Items from an interface collection:
┄┄┄┄┄┄┄┄┄┄

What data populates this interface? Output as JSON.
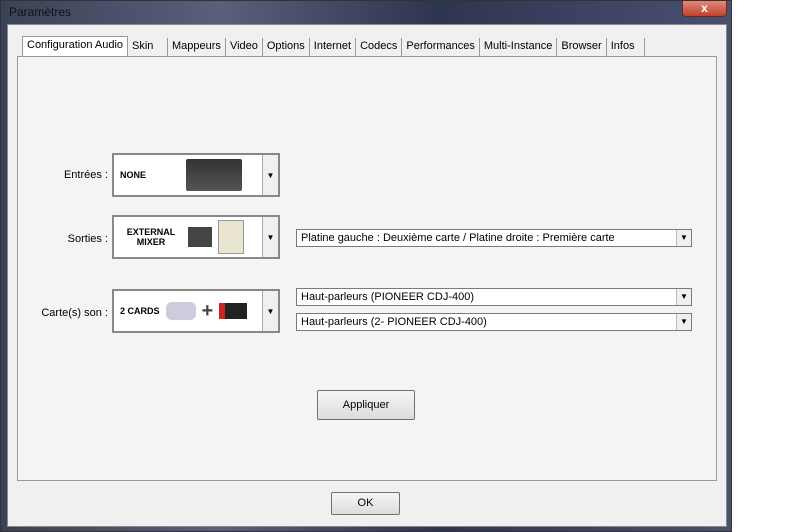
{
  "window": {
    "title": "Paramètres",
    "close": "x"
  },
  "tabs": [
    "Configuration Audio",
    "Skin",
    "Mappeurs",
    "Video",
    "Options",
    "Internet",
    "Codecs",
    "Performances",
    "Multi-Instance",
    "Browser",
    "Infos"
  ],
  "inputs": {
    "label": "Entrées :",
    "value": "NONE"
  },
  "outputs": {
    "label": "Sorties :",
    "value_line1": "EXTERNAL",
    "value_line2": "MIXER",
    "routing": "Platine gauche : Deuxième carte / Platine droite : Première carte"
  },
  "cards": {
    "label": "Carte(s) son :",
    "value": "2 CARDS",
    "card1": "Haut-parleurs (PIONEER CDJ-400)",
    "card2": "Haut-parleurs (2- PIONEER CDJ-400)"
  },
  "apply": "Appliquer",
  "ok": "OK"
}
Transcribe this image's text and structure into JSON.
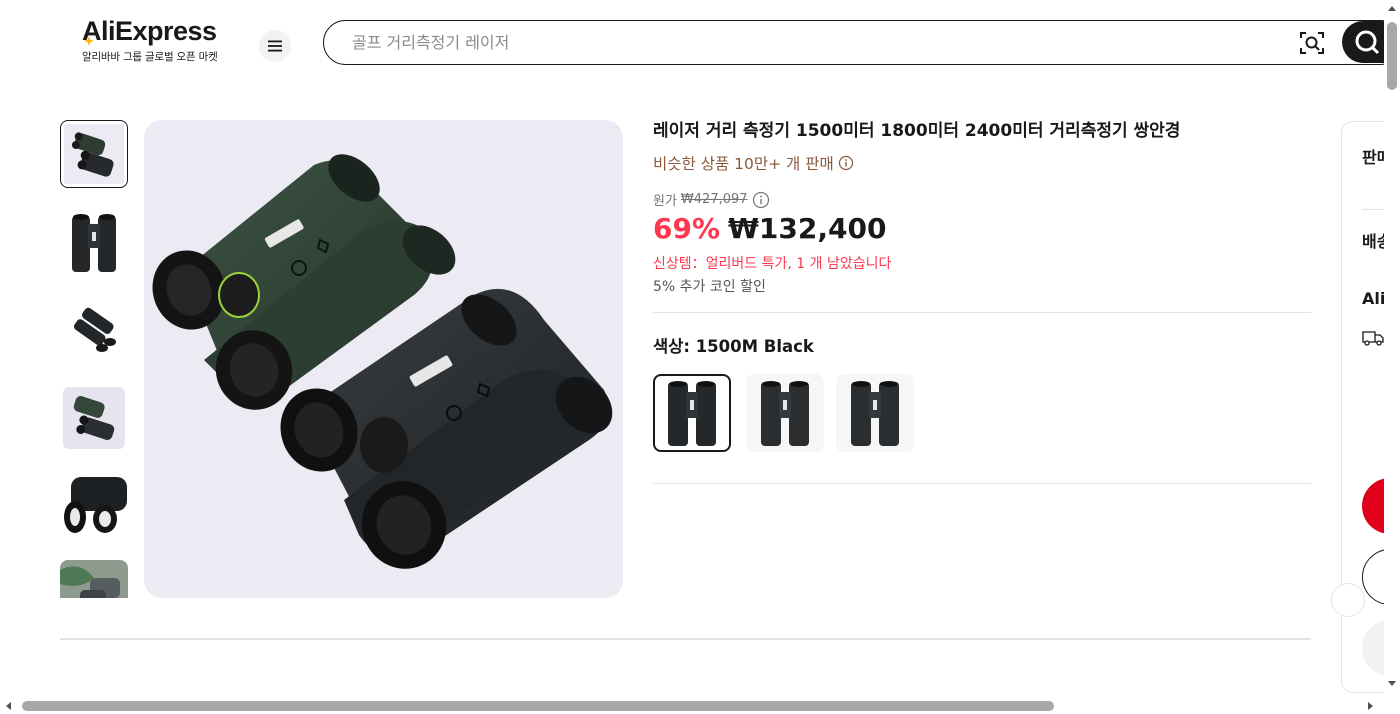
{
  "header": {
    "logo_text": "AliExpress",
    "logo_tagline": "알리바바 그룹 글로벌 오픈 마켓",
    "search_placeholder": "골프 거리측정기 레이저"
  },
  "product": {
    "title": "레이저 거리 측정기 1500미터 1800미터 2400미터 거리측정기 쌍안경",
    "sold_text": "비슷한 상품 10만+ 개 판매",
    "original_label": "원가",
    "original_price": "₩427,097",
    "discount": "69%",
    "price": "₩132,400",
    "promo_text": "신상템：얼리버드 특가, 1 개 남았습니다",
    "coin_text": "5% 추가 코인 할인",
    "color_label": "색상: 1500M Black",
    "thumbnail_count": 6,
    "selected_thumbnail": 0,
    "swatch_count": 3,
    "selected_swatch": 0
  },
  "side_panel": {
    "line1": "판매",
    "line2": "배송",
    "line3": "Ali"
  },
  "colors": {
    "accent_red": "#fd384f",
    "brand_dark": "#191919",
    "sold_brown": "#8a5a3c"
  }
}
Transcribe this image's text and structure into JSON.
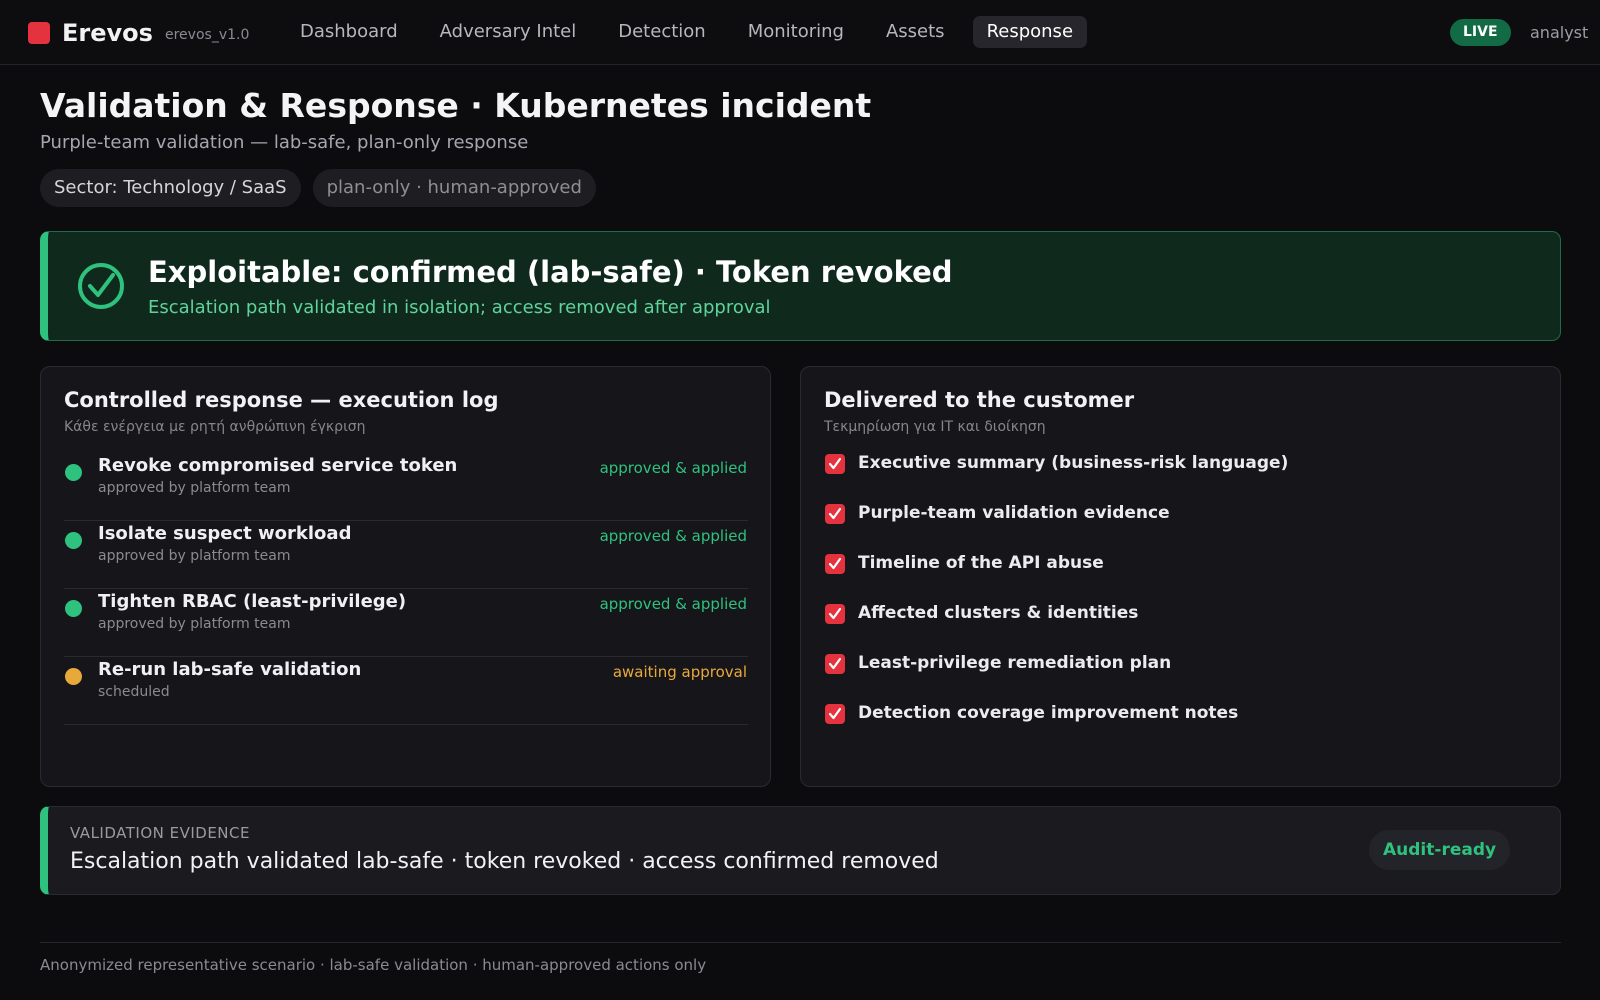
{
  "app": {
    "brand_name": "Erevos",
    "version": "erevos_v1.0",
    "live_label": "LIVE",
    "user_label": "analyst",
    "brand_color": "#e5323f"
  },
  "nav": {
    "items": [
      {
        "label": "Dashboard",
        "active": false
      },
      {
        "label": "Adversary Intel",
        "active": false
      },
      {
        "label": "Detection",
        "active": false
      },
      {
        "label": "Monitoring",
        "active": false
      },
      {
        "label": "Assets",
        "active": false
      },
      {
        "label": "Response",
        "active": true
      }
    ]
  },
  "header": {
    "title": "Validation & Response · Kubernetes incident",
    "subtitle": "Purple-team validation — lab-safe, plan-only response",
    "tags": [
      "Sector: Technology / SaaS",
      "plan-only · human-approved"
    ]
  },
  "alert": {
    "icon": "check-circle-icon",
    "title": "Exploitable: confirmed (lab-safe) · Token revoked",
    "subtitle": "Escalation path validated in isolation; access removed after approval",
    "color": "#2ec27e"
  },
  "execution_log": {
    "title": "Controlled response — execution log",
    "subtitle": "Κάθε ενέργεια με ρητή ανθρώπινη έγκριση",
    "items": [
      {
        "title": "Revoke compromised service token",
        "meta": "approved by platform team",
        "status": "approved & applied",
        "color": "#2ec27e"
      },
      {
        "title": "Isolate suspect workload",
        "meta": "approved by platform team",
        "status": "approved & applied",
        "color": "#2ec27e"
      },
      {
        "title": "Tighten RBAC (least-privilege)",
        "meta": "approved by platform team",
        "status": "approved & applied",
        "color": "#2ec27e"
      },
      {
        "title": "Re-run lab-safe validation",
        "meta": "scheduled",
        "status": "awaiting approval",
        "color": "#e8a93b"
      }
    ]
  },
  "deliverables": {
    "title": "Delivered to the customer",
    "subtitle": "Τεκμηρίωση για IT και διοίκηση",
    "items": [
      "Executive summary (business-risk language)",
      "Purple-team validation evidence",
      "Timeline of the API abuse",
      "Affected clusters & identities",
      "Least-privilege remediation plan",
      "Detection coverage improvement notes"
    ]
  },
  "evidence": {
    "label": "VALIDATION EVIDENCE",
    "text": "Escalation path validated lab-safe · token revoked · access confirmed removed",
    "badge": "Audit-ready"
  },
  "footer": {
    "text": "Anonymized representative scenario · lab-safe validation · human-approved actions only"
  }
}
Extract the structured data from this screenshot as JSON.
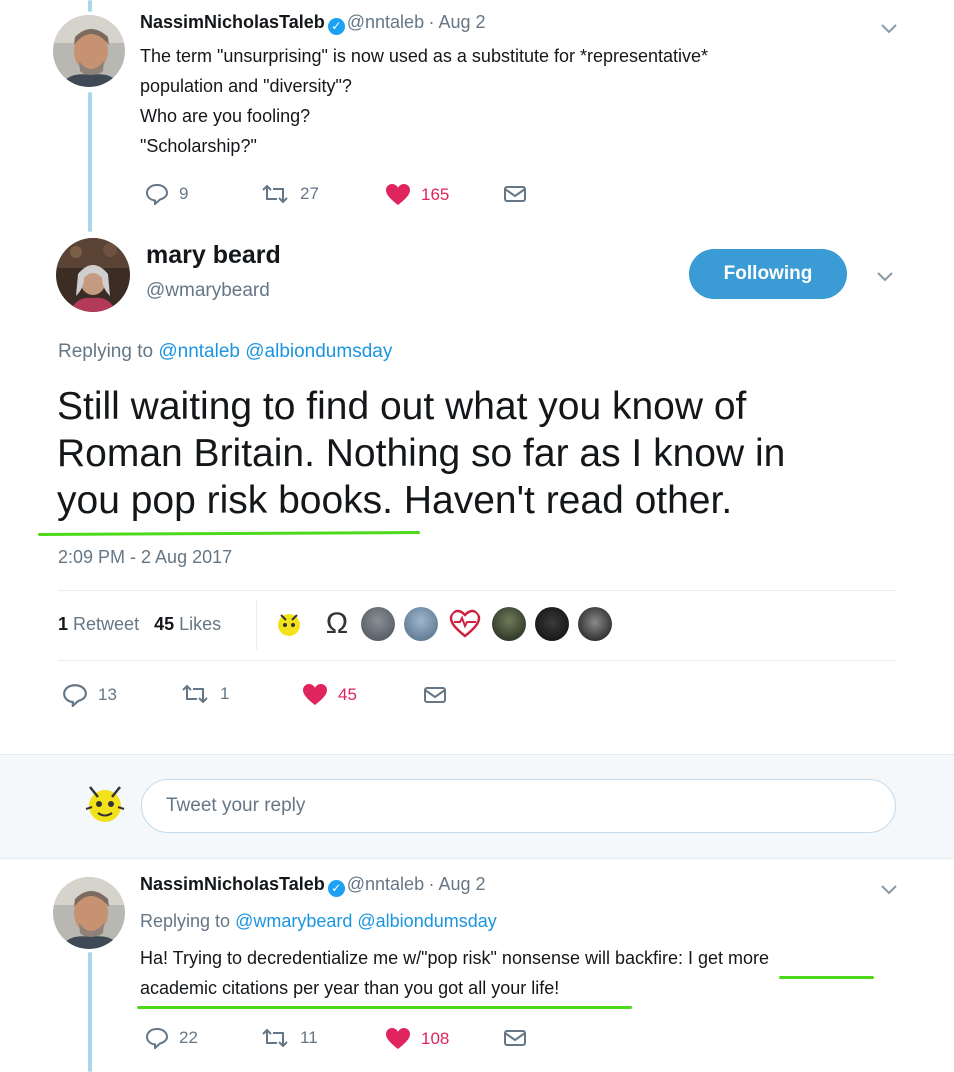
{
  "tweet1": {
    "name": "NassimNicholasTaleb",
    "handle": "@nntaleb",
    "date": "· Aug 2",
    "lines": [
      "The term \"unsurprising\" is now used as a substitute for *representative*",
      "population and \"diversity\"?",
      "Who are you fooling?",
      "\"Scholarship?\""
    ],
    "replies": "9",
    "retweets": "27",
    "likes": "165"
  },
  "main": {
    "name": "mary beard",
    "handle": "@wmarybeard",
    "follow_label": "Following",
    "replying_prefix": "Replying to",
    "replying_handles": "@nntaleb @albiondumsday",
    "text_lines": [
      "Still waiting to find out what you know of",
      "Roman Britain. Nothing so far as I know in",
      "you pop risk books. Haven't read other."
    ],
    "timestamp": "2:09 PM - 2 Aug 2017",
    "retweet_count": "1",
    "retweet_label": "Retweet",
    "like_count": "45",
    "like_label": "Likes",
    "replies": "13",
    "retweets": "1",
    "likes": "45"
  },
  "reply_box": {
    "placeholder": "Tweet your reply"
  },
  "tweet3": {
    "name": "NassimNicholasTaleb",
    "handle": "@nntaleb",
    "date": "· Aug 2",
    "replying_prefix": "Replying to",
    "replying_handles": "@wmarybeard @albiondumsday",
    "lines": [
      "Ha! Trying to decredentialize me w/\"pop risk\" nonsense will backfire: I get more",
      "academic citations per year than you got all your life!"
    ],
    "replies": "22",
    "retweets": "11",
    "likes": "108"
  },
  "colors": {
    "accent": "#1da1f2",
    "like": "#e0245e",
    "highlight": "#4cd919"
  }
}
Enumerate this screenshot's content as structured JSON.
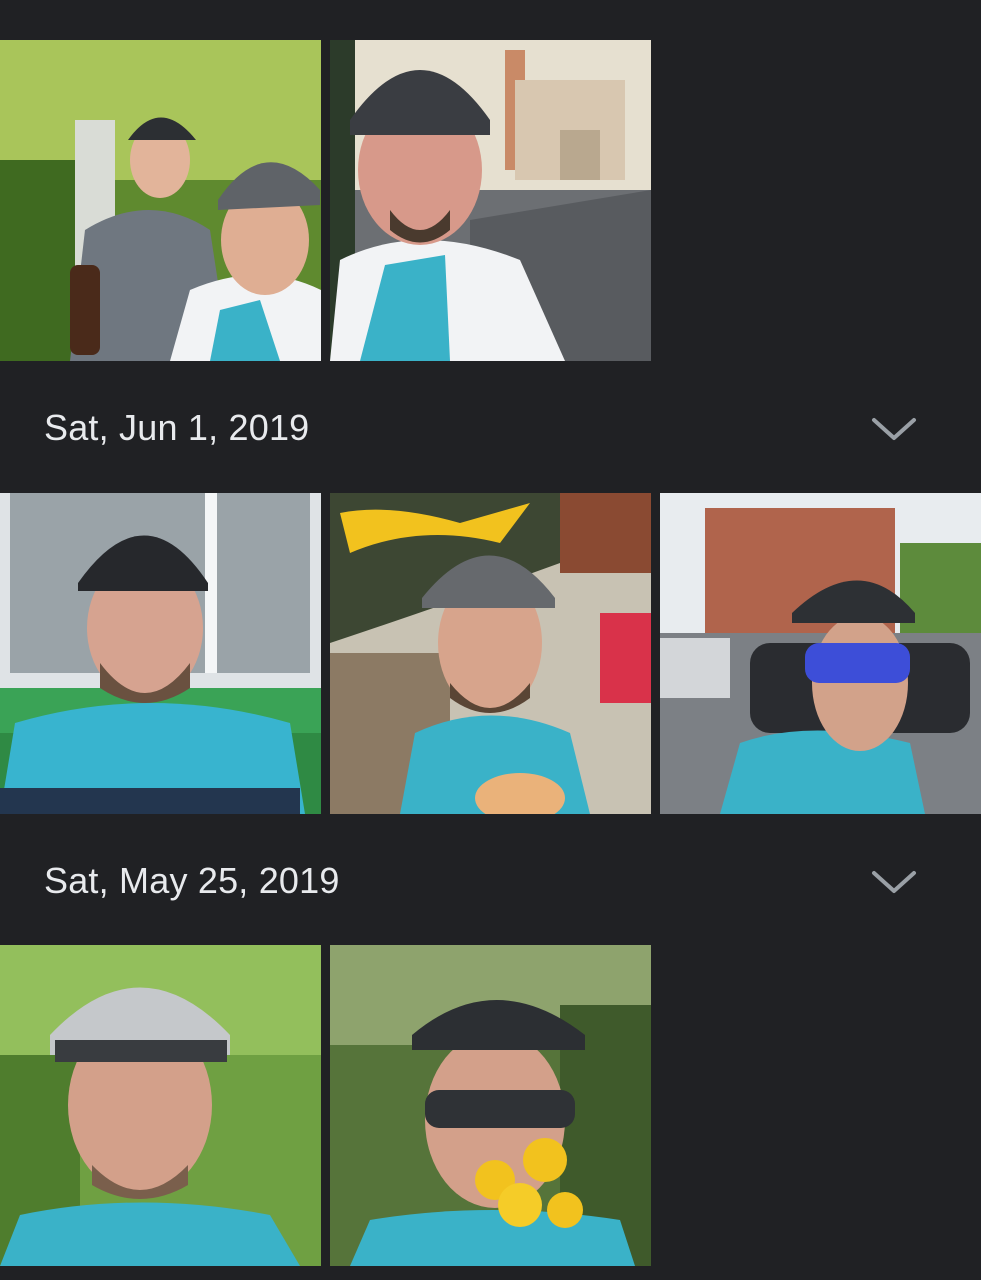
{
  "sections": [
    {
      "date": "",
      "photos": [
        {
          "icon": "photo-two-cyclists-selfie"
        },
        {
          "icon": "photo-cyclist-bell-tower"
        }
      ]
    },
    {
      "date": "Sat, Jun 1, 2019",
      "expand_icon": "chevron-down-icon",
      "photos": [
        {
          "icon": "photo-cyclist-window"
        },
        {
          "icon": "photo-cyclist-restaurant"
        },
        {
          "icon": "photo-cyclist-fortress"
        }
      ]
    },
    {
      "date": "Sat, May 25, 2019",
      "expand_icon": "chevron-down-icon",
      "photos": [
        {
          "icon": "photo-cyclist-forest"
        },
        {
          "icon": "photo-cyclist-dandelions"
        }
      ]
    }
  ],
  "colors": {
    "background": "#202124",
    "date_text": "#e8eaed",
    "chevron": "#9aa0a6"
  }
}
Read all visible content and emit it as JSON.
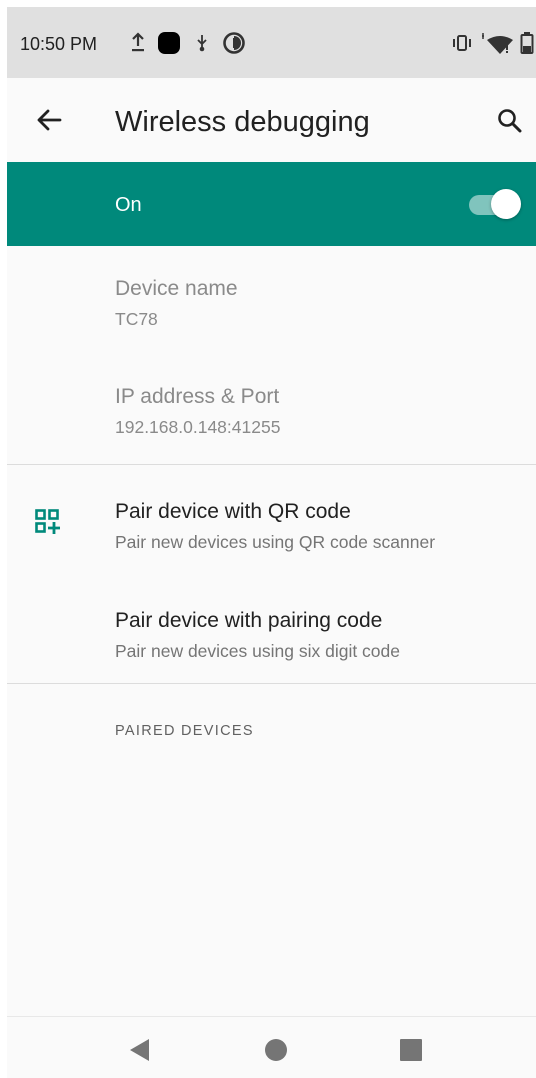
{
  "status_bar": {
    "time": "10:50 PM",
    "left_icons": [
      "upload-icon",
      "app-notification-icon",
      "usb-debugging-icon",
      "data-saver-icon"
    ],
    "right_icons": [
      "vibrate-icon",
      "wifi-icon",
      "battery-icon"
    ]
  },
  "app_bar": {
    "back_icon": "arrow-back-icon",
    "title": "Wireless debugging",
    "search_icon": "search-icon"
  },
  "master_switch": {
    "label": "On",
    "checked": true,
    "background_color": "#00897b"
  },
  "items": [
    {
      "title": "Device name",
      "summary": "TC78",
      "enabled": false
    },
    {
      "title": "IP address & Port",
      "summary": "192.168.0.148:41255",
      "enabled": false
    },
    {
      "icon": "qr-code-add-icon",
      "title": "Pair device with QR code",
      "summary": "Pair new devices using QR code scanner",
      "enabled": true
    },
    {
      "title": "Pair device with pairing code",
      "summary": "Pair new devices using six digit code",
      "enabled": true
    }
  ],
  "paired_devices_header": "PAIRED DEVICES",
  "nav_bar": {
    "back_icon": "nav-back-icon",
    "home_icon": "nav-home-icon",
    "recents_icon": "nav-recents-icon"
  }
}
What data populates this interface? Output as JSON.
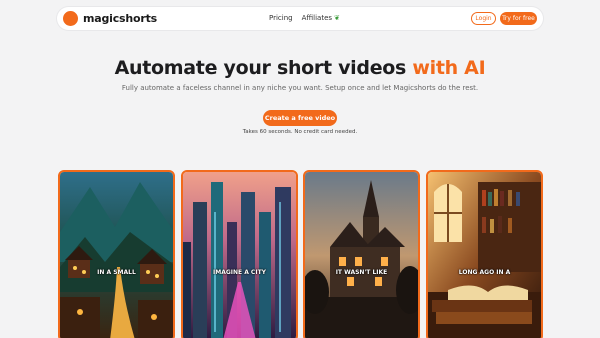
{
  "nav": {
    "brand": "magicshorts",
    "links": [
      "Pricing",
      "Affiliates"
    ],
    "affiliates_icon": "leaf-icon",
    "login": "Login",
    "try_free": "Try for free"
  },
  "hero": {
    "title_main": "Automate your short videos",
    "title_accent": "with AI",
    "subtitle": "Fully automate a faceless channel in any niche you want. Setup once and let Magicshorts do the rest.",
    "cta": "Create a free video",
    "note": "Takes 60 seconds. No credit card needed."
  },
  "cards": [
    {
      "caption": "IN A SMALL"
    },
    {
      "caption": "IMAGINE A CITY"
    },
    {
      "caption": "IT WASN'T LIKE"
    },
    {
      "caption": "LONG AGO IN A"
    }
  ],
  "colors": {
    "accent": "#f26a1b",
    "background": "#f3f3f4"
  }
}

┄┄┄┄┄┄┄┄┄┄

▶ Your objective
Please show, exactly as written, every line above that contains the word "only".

▶ Result below
    "subtitle": "Purple-team validation — lab-safe, plan-only response",
      "plan-only · human-approved"
    "text": "Anonymized representative scenario · lab-safe validation · human-approved actions only"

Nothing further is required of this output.